Women’s health plays central role in renewed Obamacare pitch

Updated
File Photo: Holding a sign saying "We Love ObamaCare" supporters of health care reform rally in front of the Supreme Court in Washington, Tuesday, March 27,...
File Photo: Holding a sign saying "We Love ObamaCare" supporters of health care reform rally in front of the Supreme Court in Washington, Tuesday, March 27,...
Charles Dharapak/AP Photo, File

President Obama plans to put the focus back on health care Friday afternoon, specifically in how his landmark legislation—the Affordable Care Act—helps women. He’ll deliver a speech surrounded by women and families who are already benefiting from the new law.

“This is already working, we did this health care bill because health care was 17 -18%  of GDP and we could not afford to let that go on and we were not getting the best health care for the money we were spending,” Rep. Louise Slaughter, a New York Democrat, said on Jansing & Co.

The state of Colorado is already launching a two million dollar ad campaign in both print and on television to try and get people to sign up. The ads do not mention the phrase “Obamacare.” A narrator states, “When health care companies compete, there is only one winner: you.”

“Obviously you can’t do something this massive and go door-to-door explaining it to everyone,” Slaughter said.

The health care roll-out will be crucial on two fronts: for the success of the law and also for the 2014 midterm elections. Republicans plan to make health care an issue again. Next week House Republicans will take their 38th vote to roll the law back—but the first one, this year.

“Well, we’ve got 70 new members that have not had the opportunity to vote on the president’s health care law. Frankly, they’ve been asking for an opportunity to vote on it, and we’re going to give it to them,” House Speaker John Boehner said on Thursday.

The White House event Friday is geared toward women and families.

“They want mothers to become validators for this law,” The Grio’s Perry Bacon said on msnbc.

It could help boost public perception about a law that’s still seen as confusing.

“There’s just about any poll you look at, there are more people who say they don’t like the law than say they do,” Karen Tumulty of The Washington Post said.

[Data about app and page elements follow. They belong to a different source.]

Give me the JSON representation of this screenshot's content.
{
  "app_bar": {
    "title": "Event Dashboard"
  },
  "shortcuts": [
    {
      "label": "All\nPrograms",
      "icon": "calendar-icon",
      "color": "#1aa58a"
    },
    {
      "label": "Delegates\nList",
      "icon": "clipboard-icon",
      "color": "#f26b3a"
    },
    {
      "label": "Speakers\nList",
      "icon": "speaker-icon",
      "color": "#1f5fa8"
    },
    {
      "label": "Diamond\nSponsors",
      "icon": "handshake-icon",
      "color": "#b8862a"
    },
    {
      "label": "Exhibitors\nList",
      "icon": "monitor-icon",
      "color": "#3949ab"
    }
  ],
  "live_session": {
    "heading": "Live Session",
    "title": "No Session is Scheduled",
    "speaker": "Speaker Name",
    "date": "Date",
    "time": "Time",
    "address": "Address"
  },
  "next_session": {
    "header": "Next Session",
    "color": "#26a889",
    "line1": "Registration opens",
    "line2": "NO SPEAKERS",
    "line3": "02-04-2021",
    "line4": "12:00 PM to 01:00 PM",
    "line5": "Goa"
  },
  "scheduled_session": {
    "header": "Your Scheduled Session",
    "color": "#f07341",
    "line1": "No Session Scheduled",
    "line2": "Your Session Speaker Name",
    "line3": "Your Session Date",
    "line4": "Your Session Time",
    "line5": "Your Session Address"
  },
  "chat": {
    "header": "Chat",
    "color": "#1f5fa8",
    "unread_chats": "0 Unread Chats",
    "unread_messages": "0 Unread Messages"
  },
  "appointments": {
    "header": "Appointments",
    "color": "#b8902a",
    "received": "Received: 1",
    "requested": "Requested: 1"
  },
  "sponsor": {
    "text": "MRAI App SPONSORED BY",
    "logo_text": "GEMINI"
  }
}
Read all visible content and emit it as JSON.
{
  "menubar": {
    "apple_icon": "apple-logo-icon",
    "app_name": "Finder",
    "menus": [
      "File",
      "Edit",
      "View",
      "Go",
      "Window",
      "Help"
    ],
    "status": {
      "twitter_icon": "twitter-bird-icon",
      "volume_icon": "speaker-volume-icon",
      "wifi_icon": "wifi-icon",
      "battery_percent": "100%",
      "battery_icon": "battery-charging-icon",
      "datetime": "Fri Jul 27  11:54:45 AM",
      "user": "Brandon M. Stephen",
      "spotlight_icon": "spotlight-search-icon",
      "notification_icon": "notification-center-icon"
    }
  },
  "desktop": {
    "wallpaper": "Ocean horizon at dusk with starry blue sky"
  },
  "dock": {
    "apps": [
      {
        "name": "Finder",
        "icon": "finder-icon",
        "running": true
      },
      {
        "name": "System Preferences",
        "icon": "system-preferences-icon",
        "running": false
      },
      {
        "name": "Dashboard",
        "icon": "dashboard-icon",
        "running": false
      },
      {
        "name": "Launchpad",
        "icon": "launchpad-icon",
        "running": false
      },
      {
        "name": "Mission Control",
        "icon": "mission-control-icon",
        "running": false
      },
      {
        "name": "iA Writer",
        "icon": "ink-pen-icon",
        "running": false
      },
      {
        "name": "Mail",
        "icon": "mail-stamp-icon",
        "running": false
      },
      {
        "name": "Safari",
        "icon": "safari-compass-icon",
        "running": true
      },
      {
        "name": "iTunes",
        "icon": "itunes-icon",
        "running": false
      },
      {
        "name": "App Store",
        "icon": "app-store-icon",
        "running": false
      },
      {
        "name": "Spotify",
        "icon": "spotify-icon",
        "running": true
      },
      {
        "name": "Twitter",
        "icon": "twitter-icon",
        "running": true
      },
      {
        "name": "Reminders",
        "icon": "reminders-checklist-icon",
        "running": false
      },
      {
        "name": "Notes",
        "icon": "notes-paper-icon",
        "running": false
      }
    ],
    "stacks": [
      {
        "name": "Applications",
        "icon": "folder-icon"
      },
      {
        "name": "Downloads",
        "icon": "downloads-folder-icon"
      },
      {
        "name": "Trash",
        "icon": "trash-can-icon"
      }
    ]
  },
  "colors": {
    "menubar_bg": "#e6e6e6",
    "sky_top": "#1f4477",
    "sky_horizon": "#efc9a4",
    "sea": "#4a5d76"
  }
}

According to a Kasier Family Health Tracking poll, 42% of Americans don’t know what the health care law is, included in that, 12% who think it’s been repealed and seven percent who think it got struck down by the Supreme Court.

Women's health plays central role in renewed Obamacare pitch

Updated